Meanwhile the biggest story in Major League Baseball isn’t Derek Jeter’s farewell tour. The entire sports, entertainment and cable/satellite TV industry is watching to see what happens in the Los Angeles area and whether or not Time Warner can succeed in getting the new Dodgers sports network onto local cable systems and satellite services. So far, it has been a rocky start up for the fledgling network with a great many carriers balking at the fees that Time Warner wants. It is estimated that about 70 percent of Dodgers fans have access to the team’s televised contests at the moment.
The fans also have no say in what they want to receive from their local cable and satellite companies in this dust up.
Jim Williams, who has been on both sides on the table in negotiating deals explains that it is simply two sides fighting over other people’s money.

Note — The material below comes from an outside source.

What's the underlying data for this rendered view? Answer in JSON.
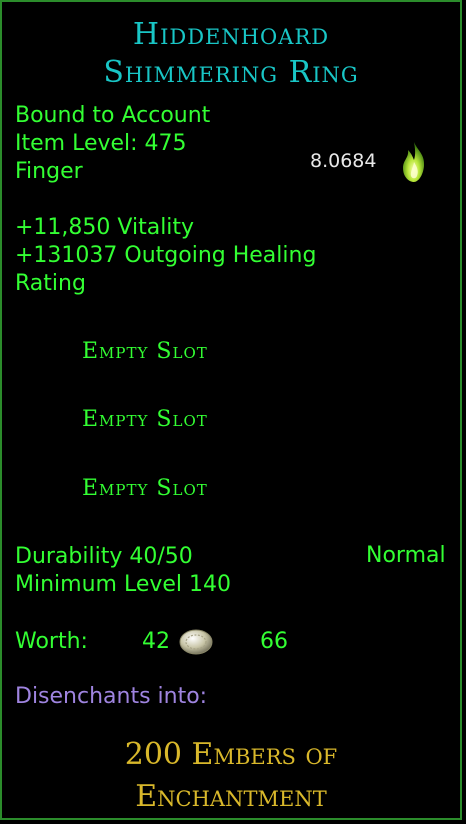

“How this works is from a regional sports network’s view: We have content, we know that the fans want the content. What is the price point that we can offer our programming at that cable companies will be able to pass it on to the customers at without getting push back?” Williams explained. “Most cable companies can absorb around $2 per subscriber—but they must weigh the passing the cost along to the subscribers vs. how many people will I lose if the Dodgers strike a deal with say DirecTV.”
The big boys aren’t consulting their paying customers asking them whether they want these channels or not. It is just a way of doing business.
Last summer, Congresswoman Anna Eshoo introduced the Video Choice Act, which was designed to block blackouts during retransmission disputes. The California Democrat said through summer 2013 that there have been 70 contract spats since 2005 with 392 stations taken off systems around the country for 3,853 days. The Congresswoman’s bill has gone nowhere.
Congress can force cable, satellite TV and Telco’s along with networks to play nice with consumers if the representatives feel a public deluge raining upon them as happened in 2007.
On December 29, 2007, the Patriots-Giants game became a political football. The game was scheduled to be carried by the NFL Network. At that time, the channel reached only 43 million cable and satellite homes—out of a possible 95 million American homes. Senator John Kerry of Massachusetts first suggested that the December game (featuring the then-undefeated Patriots) be moved to NBC, possibly as a Sunday night presentation. But the NFL wanted to keep the game on the NFL Network to give the league some leverage in its ongoing talks with cable operators.
Kerry, along with senators Arlen Specter and Patrick Leahy wrote a letter to NFL Commissioner Roger Goodell, in which they threatened to reconsider the limited antitrust exemption that the NFL enjoys (although none of senators was specific as to what the Senate could really do). Following that pressure, the game was shown on CBS and NBC—as well as on the NFL Network.
That game was available to every football fan in America but more than seven years later the NFL Network is still struggling to get onto cable TV systems. The cable operators think the NFL is too pricey for them and have not been keen to do a deal. Of course some of that might be payback. The NFL has an exclusive deal with DirecTV for the league’s Sunday out of town package and cut out the cable TV operators.
It’s all about other people’s money and the other people have no say on what they can get on their television screens.